Come Explore Music Therapy
Music therapy is the systematic use of music and music-based interventions (such as singing, instrument playing, or movement to music) within a therapeutic relationship to accomplish individualized goals. Music therapy goals are non-musical (such as ‘to increase expressive language or ‘to improve gross motor skills’) and may fall under the following domains: motor/physical, communication, social/emotional, cognitive/academic, and sensory.
How do music therapists address these goal areas in children and teens with special needs?
Motor/Physical: we strive to improve gross and fine motor skills, increase strength and endurance, and improve balance and posture through instrument playing, movement activities, and dancing.
Communication: we strive to improve and increase verbal communication skills through therapeutic singing and oral motor and respiratory exercises.

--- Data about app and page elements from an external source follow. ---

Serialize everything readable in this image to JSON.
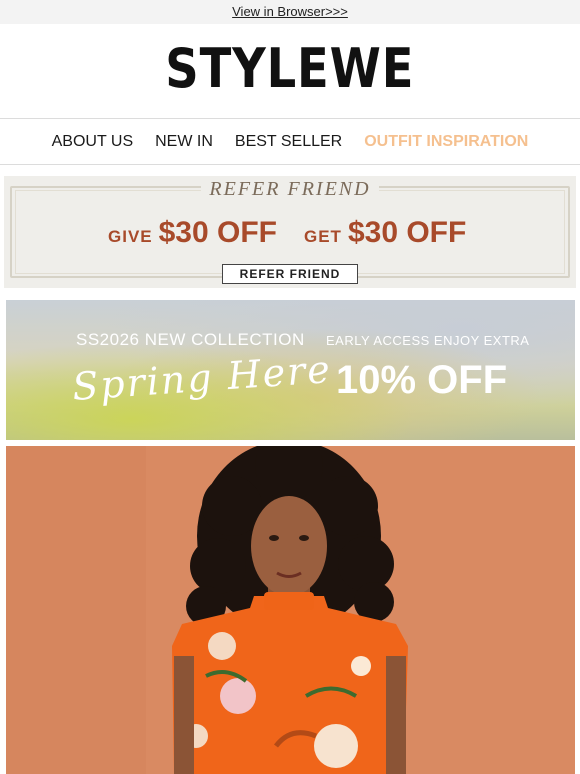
{
  "header": {
    "view_in_browser": "View in Browser>>>"
  },
  "brand": {
    "logo_text": "STYLEWE"
  },
  "nav": {
    "items": [
      {
        "label": "ABOUT US"
      },
      {
        "label": "NEW IN"
      },
      {
        "label": "BEST SELLER"
      },
      {
        "label": "OUTFIT INSPIRATION",
        "highlight": true
      }
    ]
  },
  "refer": {
    "title": "REFER FRIEND",
    "give_label": "GIVE",
    "give_value": "$30 OFF",
    "get_label": "GET",
    "get_value": "$30 OFF",
    "button_label": "REFER FRIEND"
  },
  "spring_banner": {
    "collection": "SS2026 NEW COLLECTION",
    "script_text": "Spring Here",
    "early_access": "EARLY ACCESS ENJOY EXTRA",
    "discount": "10% OFF"
  },
  "colors": {
    "accent": "#f5c08f",
    "offer_red": "#a84a2a",
    "backdrop": "#d98a62",
    "dress": "#f0651a"
  }
}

We also strive to improve nonverbal communication skills through the use of sign language and assistive technology within the sessions.
Cognitive/Academic: we strive to improve cognitive functioning by using music and musical instruments to work on skills such as localizing and visual tracking. We also work closely with the classroom teachers and reference Individualized Education Plans (IEPs) to address academic concepts (i.e. letters, numbers, colors, rhyming words, counting, etc.) in our songs.
Sensory: we use music and musical instruments to provide auditory, visual, and tactile stimulation.
* All songs I use during music therapy interventions with children with special needs are original, in order to ensure that they are directly targeting client needs. Songs used during music therapy interventions are upbeat, rhythmic, and FUN!
How is music education different than music therapy?
I love this question! To me, the main difference between music education and music therapy is the outcome. In music education the outcome is something musical (i.e. learning to play a major scale on french horn, learning the correct fingerings on the bassoon, or learning a piano concerto); whereas in music therapy, the outcome is something non-musical.
The goal of music therapy is for the client to learn or practice a functional, non-musical behavior – we are simply using music/musical instruments/music-based interventions as our therapeutic tool. Depending on the population, some outcomes for music therapy might be: improvement in gross and fine motor skills; improvement in articulation; elevated mood; or increased sustained attention.
* Visit the “Music Therapy in Action!” page to read about specific case examples and see pictures and videos from music therapy sessions!
Who can benefit from music therapy?
Music therapy can benefit many different populations, including: infants in the Neonatal Intensive Care Unit (NICU), children with special needs, individuals with mental illness, hospitalized patients, adults dealing with substance abuse, individuals with neurologic disorders, elderly adults, and hospice patients, among others.
Why is music an effective therapeutic medium?
Another one of my favorite questions! There are many reasons why music is an effective medium for bringing about functional changes in behavior. Here are just a few…
- Music is organized into patterns. Research has shown that when the brain takes in information, it prefers it to be in an organized, structured form, rather than discrete bits of information.
- Music provides concrete, multisensory stimuli. Musical instruments such as the ocean drum, cabasa, tone bars, and drums provide unique visual, auditory, and tactile stimulation.
- Music has a rhythmic component. Rhythm can be used to structure movement patterns, accent specific words or sounds, and help sustain a client’s attention throughout the therapeutic intervention and session.
- Research has shown that children with autism have a musical sensitivity and
perceptual preference for music. Music is our way ‘in.’ Music therapists can use music to engage children with autism so we can work on other skills, such as joint attention, expressive language, or socialization.
- Music can be used as a mnemonic device. “Chunking” (grouping information into smaller units) and repetition in songs allow non-musical information to be remembered and recalled more easily.
- Musical elements can cue specific behaviors. For example, high notes on a piano can cue a child to play their shaker high; low notes can cue the child to play low.
- Music is universal. Music crosses boundaries of age, gender, and culture. Nearly everyone responds to music in some way.
- Music is a fun, motivating medium! The music and the upbeat rhythm are what motivate the children to be engaged and participate.
If you would like to find out more information about music therapy, visit the website for the American Music Therapy Association.